Of course the Bible has much to say on the topic of how God batters our hearts and “ravishes” us. First, He can show us our sin more clearly, thus leading us to repentance and the new and living way:
“Search me, O God, and know my heart;
Try me and know my anxious thoughts;
And see if there by any hurtful way in me,
And lead me in the everlasting way.”
-Psalm 139:23, 24
Sometimes breaking requires more than a glimpse of our sin nature. Hebrews explains that God, like any good father, disciplines in love:
“My son, do not regard lightly the discipline of the Lord,
Nor faint when you are reproved by Him,
For those whom the Lord loves He disciples,
And He scourges every son whom He receives.”
-Hebrews 12: 5, 6 quoting Proverbs 3:12
We are encouraged to endure God’s discipline “so that we may share His holiness” (Hebrews 12:10b). As Keith taught recently, we cannot gain substance in the Christian life until we’ve grown beyond the “American way” of comfort, rights-thinking, and instant pleasure. Like an Olympic athlete, we cannot hope to win the race Paul speaks of (2 Timothy) without serious training and endurance. Everyone knows “no pain, no gain” is true. The Bible concurs:
“All discipline for the moment seems not to be joyful, but sorrowful; yet to those who have been trained by it, afterwards it yields the peaceful fruit of righteousness.”
In our fallen world, suffering is inevitable. The question is not whether we’ll suffer, or even how much, but if we’ll allow God to use it for good in our lives. In the midst of intense, life-threatening persecution, Paul kept perspective on the relative values of temporal comfort versus eternal reward:
“Therefore we do not lose heart, but though our outer man is decaying, yet our inner man is being renewed day by day. For momentary, light affliction is producing for us an eternal weight of glory far beyond all comparison, while we look not at the things which are seen, but at the things which are not seen; for the things which are seen are temporal, but the things which are not seen are eternal.”
-2 Corinthians 4:16-18
Paul could rejoice in physical and emotional pain because God was using it to grow his spirit, the inner man.

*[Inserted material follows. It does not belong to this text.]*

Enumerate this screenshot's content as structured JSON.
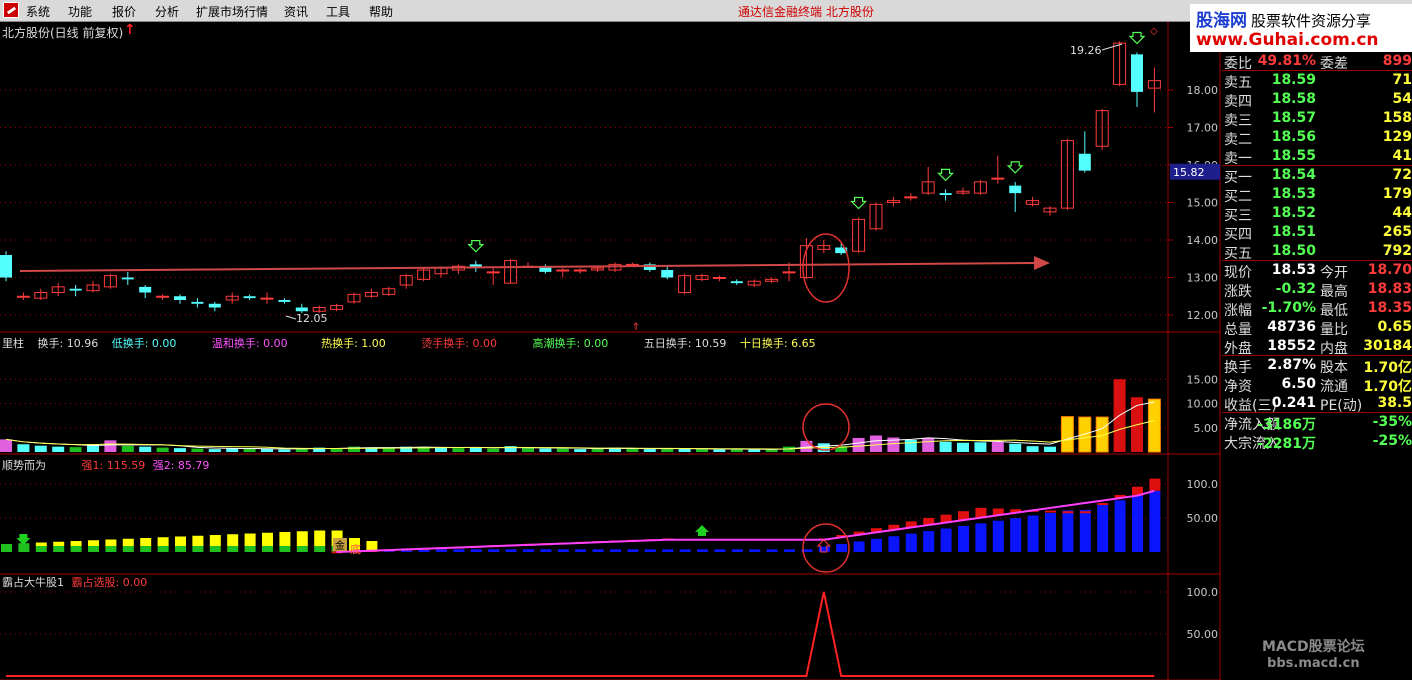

Peter agrees earthly suffering is worthwhile in light of the substance our faith gains now, and the eternal glory of heaven:
“In this you greatly rejoice, even though now for a little while, if necessary, you have been distressed by various trials, so that the proof of your faith, being more precious than gold which is perishable, even though tested by fire, may be found to result in praise and glory and honor at the revelation of Jesus Christ.”
-1 Peter 1:6, 7
I’m still a sissy when it comes to suffering, but I’ll continue daring to pray for brokenness.